A pioneer in establishing dual degrees with foreign law schools, Cornell has offered the J.D./Master en Droit program in partnership with the Paris 1 Panthéon-Sorbonne University since 1994. This four-year dual degree program is designed to provide its graduates the education necessary to be licensed practitioners in the United States and in France.
Students spend the first two years studying at Cornell Law School followed by two years at one of France’s leading law faculties, the Paris 1 Panthéon-Sorbonne University. Upon successfully completing the program, students receive the Juris Doctor degree from Cornell Law School and a Master 1 en Droit in French and American Law. Some students may also complete a Professional Master 2 in Arbitration and International Trade Law from Paris 1.
Admission to the Program
Applicants Admitted by Cornell with Paris 1 Concurrence:
Applicants must be completely fluent in French. Prospective Cornell students who are interested in this program should apply in conjunction with their initial application to Cornell Law. If a space in the program remains available, matriculated students will be invited to apply in the spring semester of their first year.
Applicants Admitted by Paris 1 with Cornell Concurrence:
Up to three students from France are admitted into the program each year through an application process administered by the Paris 1 Panthéon-Sorbonne University. Students applying in France must have the Baccalaureate degree and at least two years of advanced study at a French institution of higher learning. Students are required to complete 62 credit hours in residence and return to the Paris 1 Panthéon-Sorbonne University for their final year of study.
First- and Second-Year Curriculum at Cornell Law School
At Cornell, the students will be required to complete 62 credits of study. The first year of study will be identical to that of regular J.D. students at Cornell Law School. In the second year of study at Cornell, the students must complete their credit and J.D. course requirements, which include six credits of experiential learning, a professional responsibility course, and a course satisfying the Law School’s writing requirement.
The program includes restrictions to avoid course offerings counting toward the J.D. credit requirements that: (1) would be better taken as part of the curriculum of Paris 1 Panthéon-Sorbonne University or (2) are outside of the regular Law School curriculum (regular J.D. candidates are allowed to take one course in each upper-class semester in other divisions of the university in areas related to their legal studies).
Third- and Fourth-Year Curriculum at Paris 1

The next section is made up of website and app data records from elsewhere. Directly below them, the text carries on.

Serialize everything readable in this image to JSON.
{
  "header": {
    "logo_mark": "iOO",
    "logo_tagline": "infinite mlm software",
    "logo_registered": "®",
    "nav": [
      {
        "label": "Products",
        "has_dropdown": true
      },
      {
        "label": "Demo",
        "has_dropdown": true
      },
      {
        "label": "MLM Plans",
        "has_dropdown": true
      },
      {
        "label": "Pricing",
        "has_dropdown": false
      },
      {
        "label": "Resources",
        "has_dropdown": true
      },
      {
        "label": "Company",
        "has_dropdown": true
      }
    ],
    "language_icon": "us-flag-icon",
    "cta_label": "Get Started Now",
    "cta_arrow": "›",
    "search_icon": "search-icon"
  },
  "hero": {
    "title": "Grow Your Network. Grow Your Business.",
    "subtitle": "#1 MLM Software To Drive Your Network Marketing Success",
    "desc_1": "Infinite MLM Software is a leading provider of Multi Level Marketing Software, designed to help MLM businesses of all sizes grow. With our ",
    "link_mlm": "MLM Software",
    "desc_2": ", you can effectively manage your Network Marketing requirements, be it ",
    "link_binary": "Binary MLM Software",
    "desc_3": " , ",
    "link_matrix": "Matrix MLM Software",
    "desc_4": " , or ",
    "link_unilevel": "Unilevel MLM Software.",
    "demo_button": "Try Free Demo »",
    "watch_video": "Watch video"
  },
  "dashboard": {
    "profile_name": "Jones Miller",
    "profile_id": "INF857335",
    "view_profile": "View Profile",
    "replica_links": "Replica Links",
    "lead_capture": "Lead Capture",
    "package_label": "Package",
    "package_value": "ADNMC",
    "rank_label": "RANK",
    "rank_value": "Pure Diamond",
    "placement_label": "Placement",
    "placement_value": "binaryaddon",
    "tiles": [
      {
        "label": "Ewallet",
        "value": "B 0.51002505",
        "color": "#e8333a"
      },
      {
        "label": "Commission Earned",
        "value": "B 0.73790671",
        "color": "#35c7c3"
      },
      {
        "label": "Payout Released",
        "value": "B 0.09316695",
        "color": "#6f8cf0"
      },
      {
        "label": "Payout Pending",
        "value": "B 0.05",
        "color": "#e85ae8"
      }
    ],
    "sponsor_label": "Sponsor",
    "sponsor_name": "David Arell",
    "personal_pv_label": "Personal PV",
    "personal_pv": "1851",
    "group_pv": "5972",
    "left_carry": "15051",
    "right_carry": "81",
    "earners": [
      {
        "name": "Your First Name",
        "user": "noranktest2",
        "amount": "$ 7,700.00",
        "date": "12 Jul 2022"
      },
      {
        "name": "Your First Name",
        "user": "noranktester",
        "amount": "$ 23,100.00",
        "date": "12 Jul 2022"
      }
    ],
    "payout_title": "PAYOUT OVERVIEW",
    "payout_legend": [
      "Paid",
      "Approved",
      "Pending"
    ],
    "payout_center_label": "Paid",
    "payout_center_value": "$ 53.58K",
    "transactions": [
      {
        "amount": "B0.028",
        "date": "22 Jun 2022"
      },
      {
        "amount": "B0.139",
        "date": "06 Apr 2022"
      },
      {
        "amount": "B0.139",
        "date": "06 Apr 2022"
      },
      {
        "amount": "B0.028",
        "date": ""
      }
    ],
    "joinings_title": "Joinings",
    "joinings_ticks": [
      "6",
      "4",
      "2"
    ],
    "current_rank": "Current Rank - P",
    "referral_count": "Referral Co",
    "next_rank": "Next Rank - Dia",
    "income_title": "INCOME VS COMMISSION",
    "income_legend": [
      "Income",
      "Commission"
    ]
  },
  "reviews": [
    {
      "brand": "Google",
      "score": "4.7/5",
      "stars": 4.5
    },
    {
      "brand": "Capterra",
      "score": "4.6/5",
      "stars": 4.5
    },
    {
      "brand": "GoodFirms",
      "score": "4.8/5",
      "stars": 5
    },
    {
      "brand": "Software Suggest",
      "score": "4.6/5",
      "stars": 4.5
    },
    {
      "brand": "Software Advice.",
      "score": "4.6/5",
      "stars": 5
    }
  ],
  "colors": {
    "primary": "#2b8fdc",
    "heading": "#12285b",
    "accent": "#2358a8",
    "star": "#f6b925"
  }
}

At Paris 1, the students will study in U.F.R. 07, the Département des Etudes Internationales, Européennes et Comparatives.

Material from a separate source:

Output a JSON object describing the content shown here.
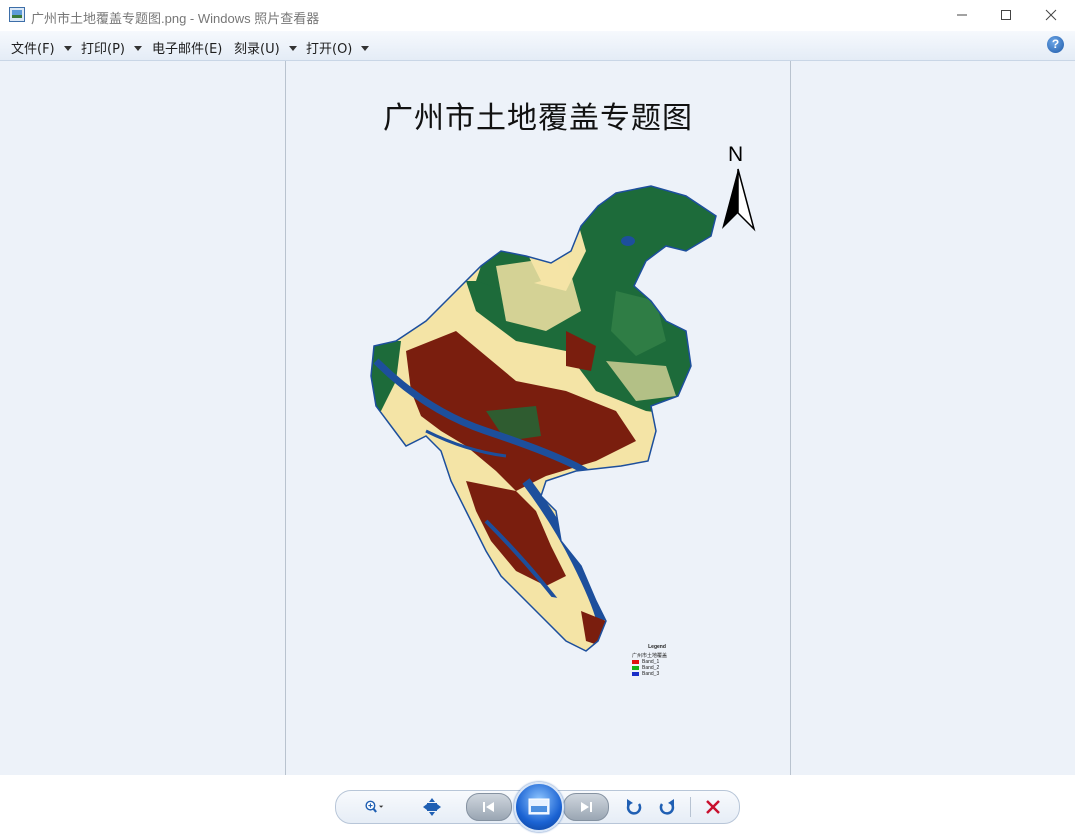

Participants also have the optional opportunity to pursue a “Professional Master 2 in Arbitration and International Trade Law” concurrently with their fourth-year program. Students successfully completing this option will receive both a Master 1 and a Master 2 degree at the end of their fourth year.
Following the award to the students of the French Master en Droit, Cornell Law School will evaluate their performance and grant an additional 24 credits in advanced standing toward the Juris Doctor degree. Acceptance of any credit or grade for any course taken at Paris I is subject to determination by Cornell Law School.
Requirements for Student Performance and Grading Methods
In Paris, students will be required to take both oral and written exams. Depending upon the course, students may also be required to write papers or provide oral presentations.
Students will be graded according to the French numeric system. Students receive grades between 1 and 20 for individual courses that are averaged together at the end of each year for the final grade. 10 out of 20 is a passing grade or passable. French honors or mention are given as follows:
- Assez bien for a final grade of between 13-14.9 (good)
- Bien for a grade between 15-16.9 (very good)
- Trés bien for a grade of 17 or higher (excellent)
Cornell transcripts do not list French grades and reflect only credits for courses passed conducted at the Paris 1 Panthéon-Sorbonne University.
Tuition and Financial Aid
Applicants admitted by Cornell pay full Cornell tuition and fees during the first two years of study at Cornell. In the third and fourth years in Paris, they are required to pay 50% of the normal Cornell third-year tuition. Students may continue to receive financial aid during the two years in Paris. Their package will reflect 50% tuition and the expenses of living in Paris as opposed to Ithaca.
Individuals with Disabilities
Most cities in Europe, including Paris, are not as handicapped-accessible as U.S. cities. In the Sorbonne and Faculté de Droit buildings at the Paris 1 University, access for persons with disabilities to classrooms, offices, and other facilities is limited. Persons with questions about their circumstances should contact email@example.com.
Graduates of the J.D./Master en Droit program have received the necessary legal education for, and are eligible to take, bar examinations in the United States and in France. Typically, U.S. graduates take the New York bar examination first and, if they choose, the bar examination in France, under the special procedures available to lawyers licensed to practice outside France.
Learn more about these procedures, frequently referred to as “Article 100”.
The J.D./Master en droit dual degree program has operated continuously following its creation in 1994. In the event that Cornell University Law School and/or its partner, Paris 1 Panthéon-Sorbonne University, were to decide to cancel the program, all students who had been approved for, and committed to, participation nonetheless would be permitted to continue in the program.